Exercise directions — A single number is expected: the count of lines in the entries below that contain "View".

Material to process —

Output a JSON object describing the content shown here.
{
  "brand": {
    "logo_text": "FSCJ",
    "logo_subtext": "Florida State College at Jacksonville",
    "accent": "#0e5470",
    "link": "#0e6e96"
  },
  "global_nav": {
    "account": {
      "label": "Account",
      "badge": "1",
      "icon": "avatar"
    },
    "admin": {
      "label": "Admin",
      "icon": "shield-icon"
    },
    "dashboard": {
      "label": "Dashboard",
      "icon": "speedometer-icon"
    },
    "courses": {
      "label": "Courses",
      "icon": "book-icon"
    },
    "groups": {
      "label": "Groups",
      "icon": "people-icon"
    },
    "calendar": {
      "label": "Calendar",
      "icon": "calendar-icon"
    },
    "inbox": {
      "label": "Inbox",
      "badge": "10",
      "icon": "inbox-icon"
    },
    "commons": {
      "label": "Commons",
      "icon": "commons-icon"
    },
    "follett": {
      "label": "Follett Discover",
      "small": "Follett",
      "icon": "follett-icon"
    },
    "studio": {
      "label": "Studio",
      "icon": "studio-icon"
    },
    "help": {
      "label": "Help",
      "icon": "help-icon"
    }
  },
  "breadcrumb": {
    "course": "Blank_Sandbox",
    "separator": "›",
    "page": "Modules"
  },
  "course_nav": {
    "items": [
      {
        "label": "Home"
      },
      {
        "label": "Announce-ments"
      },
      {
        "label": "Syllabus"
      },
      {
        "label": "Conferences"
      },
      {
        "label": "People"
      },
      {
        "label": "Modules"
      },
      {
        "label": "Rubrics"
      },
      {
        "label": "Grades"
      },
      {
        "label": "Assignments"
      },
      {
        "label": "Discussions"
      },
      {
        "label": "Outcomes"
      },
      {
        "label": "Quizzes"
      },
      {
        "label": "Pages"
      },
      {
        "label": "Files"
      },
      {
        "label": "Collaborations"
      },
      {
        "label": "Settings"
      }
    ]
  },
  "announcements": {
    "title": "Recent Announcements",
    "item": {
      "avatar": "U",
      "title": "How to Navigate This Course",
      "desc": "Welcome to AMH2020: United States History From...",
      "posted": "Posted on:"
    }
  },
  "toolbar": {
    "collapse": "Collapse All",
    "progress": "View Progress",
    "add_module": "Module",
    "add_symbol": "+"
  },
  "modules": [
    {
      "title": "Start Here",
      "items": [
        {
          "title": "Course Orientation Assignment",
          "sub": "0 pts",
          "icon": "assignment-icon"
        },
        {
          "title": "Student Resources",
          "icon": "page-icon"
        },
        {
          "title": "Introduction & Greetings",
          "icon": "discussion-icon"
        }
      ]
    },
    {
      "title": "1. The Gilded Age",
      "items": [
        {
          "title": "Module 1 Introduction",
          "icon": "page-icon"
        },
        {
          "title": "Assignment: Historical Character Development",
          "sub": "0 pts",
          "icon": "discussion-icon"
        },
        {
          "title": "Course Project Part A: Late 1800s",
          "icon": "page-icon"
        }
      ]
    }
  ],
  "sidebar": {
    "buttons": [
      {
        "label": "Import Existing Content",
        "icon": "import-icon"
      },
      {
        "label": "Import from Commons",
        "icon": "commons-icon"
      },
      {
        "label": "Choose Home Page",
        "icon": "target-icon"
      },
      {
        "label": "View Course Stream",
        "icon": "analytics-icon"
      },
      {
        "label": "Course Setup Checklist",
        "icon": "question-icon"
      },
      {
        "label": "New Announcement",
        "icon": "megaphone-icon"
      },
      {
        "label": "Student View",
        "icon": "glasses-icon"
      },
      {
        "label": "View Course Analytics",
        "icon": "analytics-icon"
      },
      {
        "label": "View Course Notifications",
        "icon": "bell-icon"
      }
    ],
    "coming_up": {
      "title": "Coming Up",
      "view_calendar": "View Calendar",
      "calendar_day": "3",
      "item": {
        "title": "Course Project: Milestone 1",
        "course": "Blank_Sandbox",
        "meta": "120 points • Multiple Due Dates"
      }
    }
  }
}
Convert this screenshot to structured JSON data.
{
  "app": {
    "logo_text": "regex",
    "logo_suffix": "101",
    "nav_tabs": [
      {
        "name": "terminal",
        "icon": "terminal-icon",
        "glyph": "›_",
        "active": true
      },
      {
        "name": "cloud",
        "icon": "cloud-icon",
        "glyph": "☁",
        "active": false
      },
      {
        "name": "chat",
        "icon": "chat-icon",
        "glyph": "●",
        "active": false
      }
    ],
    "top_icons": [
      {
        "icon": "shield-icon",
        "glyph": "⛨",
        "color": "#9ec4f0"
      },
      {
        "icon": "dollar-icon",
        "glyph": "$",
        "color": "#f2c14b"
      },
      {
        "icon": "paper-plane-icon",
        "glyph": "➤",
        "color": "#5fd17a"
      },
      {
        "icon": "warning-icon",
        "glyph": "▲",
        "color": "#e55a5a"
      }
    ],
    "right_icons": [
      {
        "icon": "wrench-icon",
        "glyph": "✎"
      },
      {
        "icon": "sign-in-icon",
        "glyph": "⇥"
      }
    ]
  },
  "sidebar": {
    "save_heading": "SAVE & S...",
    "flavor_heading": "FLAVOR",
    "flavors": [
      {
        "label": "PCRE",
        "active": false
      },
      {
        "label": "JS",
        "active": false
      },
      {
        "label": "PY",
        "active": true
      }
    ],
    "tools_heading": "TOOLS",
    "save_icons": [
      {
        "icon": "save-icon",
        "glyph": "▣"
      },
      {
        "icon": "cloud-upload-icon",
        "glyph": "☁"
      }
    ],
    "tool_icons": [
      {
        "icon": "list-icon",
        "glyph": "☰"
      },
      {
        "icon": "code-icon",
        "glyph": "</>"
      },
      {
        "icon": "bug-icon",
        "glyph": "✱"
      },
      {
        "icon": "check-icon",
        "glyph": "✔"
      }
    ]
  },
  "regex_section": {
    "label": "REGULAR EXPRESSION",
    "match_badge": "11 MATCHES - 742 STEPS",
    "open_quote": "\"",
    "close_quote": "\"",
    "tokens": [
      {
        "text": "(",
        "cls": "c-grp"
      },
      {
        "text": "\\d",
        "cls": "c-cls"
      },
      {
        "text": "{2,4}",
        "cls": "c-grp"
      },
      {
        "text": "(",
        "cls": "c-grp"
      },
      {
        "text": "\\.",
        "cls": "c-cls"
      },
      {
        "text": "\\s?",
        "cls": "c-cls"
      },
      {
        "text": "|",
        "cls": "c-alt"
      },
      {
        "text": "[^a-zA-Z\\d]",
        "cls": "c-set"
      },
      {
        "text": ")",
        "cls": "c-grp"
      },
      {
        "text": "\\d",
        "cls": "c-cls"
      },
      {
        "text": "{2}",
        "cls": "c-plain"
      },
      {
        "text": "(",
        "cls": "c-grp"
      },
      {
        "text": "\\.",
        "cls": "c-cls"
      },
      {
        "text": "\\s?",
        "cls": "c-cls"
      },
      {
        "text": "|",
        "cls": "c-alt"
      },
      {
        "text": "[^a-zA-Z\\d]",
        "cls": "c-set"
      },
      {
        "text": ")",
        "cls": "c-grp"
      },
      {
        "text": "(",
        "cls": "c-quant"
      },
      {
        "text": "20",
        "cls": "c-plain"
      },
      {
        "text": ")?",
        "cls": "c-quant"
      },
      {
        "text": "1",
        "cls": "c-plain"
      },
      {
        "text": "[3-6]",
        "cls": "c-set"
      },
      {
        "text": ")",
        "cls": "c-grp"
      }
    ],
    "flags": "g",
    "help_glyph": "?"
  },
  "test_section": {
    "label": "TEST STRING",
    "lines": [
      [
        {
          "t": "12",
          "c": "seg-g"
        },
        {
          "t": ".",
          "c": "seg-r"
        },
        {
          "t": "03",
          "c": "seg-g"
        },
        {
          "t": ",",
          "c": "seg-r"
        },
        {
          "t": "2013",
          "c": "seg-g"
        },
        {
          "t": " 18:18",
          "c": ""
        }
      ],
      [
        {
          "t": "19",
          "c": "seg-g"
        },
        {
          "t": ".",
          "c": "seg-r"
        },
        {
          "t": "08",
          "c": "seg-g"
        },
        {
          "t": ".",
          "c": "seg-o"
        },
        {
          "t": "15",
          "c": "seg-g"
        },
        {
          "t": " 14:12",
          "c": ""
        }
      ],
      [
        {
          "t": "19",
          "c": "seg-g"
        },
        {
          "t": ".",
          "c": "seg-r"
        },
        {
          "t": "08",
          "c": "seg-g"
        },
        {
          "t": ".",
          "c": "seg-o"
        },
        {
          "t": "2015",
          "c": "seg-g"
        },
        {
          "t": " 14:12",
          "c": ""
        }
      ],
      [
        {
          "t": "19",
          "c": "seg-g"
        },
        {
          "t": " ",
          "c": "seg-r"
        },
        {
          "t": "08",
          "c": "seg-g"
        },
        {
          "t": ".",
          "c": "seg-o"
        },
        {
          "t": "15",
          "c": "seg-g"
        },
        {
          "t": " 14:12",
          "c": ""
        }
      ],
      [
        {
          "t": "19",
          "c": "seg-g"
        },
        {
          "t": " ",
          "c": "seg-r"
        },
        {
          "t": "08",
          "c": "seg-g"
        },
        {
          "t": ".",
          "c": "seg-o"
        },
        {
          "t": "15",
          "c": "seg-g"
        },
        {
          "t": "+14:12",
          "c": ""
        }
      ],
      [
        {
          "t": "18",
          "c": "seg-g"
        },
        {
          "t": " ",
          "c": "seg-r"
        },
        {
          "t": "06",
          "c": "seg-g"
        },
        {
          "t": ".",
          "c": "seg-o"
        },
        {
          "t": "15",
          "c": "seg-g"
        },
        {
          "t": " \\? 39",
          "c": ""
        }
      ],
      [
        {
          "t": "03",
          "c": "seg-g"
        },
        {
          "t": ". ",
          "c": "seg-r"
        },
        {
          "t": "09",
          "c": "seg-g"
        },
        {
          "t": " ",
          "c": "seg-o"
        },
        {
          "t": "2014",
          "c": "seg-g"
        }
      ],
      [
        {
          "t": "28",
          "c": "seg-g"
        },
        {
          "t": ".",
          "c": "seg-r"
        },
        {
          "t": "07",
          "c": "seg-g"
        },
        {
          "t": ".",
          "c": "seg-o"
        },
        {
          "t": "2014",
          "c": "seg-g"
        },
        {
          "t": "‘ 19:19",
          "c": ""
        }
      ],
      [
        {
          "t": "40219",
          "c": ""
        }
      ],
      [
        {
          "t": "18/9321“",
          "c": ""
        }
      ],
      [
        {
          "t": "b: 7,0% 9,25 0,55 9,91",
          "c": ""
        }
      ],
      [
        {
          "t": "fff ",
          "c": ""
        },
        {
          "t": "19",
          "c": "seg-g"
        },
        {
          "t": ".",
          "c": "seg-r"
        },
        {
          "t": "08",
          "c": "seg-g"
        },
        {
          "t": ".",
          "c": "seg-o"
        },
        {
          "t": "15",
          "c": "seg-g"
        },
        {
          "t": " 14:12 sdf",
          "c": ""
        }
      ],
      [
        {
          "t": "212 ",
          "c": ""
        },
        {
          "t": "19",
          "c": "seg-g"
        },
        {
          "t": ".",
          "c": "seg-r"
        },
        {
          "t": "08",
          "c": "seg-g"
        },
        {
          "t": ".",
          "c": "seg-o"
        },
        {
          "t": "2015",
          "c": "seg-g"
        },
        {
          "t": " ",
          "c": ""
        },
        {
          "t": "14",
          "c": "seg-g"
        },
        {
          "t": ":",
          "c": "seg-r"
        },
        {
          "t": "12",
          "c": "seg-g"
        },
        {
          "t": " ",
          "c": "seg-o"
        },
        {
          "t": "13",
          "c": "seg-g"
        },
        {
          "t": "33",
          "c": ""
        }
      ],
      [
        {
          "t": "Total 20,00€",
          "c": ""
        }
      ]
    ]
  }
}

Your response — 6